N2Q is proud of the fact that we have some of the best designers on our staff. There are those who have had a decade of experience, while some have just begun their creative journey. As with other professions, there is a lot that the old can offer to the young. Perhaps, that is the essence of teamwork. We have had several occasions where our senior designers mentored and helped our junior designers to get a project right. So, collecting the most essential and insightful advice given by our senior designers, we have come to understand several important pointers that should be taken into consideration by every new designer out there.
Five Valuable Lessons from Seasoned Designers to Beginners:
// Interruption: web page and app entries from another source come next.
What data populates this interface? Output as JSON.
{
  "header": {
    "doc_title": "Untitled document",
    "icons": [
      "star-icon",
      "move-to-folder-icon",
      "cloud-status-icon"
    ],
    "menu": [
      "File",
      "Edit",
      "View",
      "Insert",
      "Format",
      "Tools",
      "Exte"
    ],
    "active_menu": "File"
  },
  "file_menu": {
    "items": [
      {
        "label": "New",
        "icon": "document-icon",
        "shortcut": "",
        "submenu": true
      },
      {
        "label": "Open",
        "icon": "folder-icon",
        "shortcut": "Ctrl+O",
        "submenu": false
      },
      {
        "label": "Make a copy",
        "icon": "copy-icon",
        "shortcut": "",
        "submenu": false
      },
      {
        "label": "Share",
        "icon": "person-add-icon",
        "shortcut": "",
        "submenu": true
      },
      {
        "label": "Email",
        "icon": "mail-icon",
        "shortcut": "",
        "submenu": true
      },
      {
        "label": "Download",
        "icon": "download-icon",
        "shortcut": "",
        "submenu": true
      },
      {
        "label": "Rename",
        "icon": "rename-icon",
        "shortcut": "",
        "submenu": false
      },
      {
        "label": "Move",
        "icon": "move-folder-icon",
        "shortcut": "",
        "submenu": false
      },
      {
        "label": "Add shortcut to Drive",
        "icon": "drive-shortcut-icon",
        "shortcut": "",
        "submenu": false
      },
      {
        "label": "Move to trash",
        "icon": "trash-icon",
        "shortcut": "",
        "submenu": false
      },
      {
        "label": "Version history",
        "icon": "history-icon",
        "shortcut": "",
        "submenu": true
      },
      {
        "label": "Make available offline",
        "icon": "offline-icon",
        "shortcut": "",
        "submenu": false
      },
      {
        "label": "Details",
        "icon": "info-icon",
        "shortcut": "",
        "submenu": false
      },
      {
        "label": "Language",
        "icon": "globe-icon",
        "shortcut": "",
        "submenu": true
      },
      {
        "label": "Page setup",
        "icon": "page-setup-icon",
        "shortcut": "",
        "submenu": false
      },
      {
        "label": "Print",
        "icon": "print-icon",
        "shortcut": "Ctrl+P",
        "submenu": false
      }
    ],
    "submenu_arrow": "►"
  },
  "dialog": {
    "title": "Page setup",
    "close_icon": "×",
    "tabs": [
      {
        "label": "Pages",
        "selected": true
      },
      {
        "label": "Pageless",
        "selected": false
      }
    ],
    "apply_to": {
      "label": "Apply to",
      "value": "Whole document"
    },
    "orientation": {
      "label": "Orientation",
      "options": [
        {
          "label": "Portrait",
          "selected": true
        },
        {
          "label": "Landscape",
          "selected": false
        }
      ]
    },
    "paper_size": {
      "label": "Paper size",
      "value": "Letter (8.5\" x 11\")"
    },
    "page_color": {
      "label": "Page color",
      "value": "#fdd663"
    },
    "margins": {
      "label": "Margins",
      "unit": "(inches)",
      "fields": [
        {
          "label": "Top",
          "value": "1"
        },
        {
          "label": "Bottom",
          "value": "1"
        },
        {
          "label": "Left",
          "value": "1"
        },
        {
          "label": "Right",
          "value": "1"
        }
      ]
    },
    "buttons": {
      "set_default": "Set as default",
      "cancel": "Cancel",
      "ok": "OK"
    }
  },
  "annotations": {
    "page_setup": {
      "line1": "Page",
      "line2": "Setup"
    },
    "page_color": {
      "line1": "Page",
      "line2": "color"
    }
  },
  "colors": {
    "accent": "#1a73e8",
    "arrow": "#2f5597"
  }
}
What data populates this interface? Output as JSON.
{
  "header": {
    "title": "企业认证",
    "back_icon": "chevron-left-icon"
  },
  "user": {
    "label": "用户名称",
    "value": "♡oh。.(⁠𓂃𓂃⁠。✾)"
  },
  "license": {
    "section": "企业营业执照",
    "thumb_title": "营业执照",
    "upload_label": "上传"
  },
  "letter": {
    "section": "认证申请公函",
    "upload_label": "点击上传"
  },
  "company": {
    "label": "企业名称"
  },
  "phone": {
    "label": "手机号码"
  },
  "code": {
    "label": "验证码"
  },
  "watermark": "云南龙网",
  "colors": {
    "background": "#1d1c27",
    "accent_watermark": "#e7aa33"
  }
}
Fresh creativity is the premium requirement of this field and cutting, copying and pasting from other’s work is making young designers lose their personal touch on design. With the availability of templates and endless ideas on the Internet, very few designers try to spend time in sketching out an idea. Templates are fine to build on as a foundation, but they lack personal investment in the project. Being original is what establishes identity, confidence and the ability to establish a personal brand. Also, it should be understood that graphic designing is not synonymous with Photoshop. Graphic designing is facilitating visual communication with the help of creative aides.
Newbie designers are ready to sell their skills cheap with freelance gigs. And since it’s cheap work, these designers would not want to put in much effort either. A few decades ago, designers were respected for their insight and their art. They had strong portfolios that not only built their credibility but also established them as serious designers. Their advice to the younger ones is to maintain a strong and diversified portfolio. Graphic designers get the best jobs when they have an awesome portfolio.
Design software is becoming increasingly flexible and easy to use – so much that no formal training is required for a newbie designer to master the tool. But, it’s not much about the tools – it’s about the need to produce innovative work. Yesteryear designers did not have the luxury of using advanced tools and programs, yet they created exemplary work. Take a look at popular logos like Coca-Cola, PepsiCo, Apple and many others. They are innovative works of art that define iconic branding. While old designers weren’t as lucky as we are now to have access to advance programs, their creative intellect were constantly challenged and thus exceptional work was produced. As Daniel Mall, a reputed art director says, “Technology over technique produces emotionless design.”
This takes us back to the third point. If you sell work for cheap, you will produce low quality design. This means you are not loyal and honest with your profession and thus, you can never establish yourself as a competitive designer. The most important thing is integrity. It’s O.K to take inspiration, but it’s terrible to copy ideas as they are. For experienced designers, this rise in the trend of doing template work on crowd-sourcing channels is a bane to the profession itself. As Hans Hoger, an art historian, said “Designers have a dual duty; contractually to their clients and morally to the later users and recipients of their work.”
Thinking that you are the best at what you do is great, but thinking that no one else can do better than you is unrealistic. Honor the designers who’ve gone before you. Recognize their strengths. Ask questions to glean from their experience. And build on what they’ve done well.
We love connecting with designers and those who have a passion for design, but have a hard time with Microsoft Paint. Drop us a line and say hello. We’d love to learn from you.